### Exercise goal
All of the records shown below need to be copied with no differences.

[Items from an interface collection]
++++++++++++++++++++
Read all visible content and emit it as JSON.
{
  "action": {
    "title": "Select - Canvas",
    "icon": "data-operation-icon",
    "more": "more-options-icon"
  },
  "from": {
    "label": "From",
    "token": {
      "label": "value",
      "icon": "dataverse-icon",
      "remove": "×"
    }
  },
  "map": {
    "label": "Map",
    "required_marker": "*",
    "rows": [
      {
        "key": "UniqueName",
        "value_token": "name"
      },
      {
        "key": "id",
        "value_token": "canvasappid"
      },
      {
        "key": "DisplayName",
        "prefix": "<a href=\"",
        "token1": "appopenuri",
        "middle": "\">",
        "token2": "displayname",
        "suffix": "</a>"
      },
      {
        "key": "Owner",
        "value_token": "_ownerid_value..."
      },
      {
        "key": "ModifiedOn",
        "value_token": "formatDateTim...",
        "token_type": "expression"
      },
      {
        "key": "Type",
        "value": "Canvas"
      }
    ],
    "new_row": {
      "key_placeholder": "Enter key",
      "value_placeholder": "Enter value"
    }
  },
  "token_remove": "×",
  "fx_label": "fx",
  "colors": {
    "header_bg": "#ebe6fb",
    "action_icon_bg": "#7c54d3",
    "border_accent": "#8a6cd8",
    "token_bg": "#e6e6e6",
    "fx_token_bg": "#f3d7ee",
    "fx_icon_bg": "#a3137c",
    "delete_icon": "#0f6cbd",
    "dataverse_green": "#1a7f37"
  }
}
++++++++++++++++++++
### Answer section
Read all visible content and emit it as JSON.
{
  "action": {
    "title": "Select - Canvas",
    "icon": "data-operation-icon",
    "more": "more-options-icon"
  },
  "from": {
    "label": "From",
    "token": {
      "label": "value",
      "icon": "dataverse-icon",
      "remove": "×"
    }
  },
  "map": {
    "label": "Map",
    "required_marker": "*",
    "rows": [
      {
        "key": "UniqueName",
        "value_token": "name"
      },
      {
        "key": "id",
        "value_token": "canvasappid"
      },
      {
        "key": "DisplayName",
        "prefix": "<a href=\"",
        "token1": "appopenuri",
        "middle": "\">",
        "token2": "displayname",
        "suffix": "</a>"
      },
      {
        "key": "Owner",
        "value_token": "_ownerid_value..."
      },
      {
        "key": "ModifiedOn",
        "value_token": "formatDateTim...",
        "token_type": "expression"
      },
      {
        "key": "Type",
        "value": "Canvas"
      }
    ],
    "new_row": {
      "key_placeholder": "Enter key",
      "value_placeholder": "Enter value"
    }
  },
  "token_remove": "×",
  "fx_label": "fx",
  "colors": {
    "header_bg": "#ebe6fb",
    "action_icon_bg": "#7c54d3",
    "border_accent": "#8a6cd8",
    "token_bg": "#e6e6e6",
    "fx_token_bg": "#f3d7ee",
    "fx_icon_bg": "#a3137c",
    "delete_icon": "#0f6cbd",
    "dataverse_green": "#1a7f37"
  }
}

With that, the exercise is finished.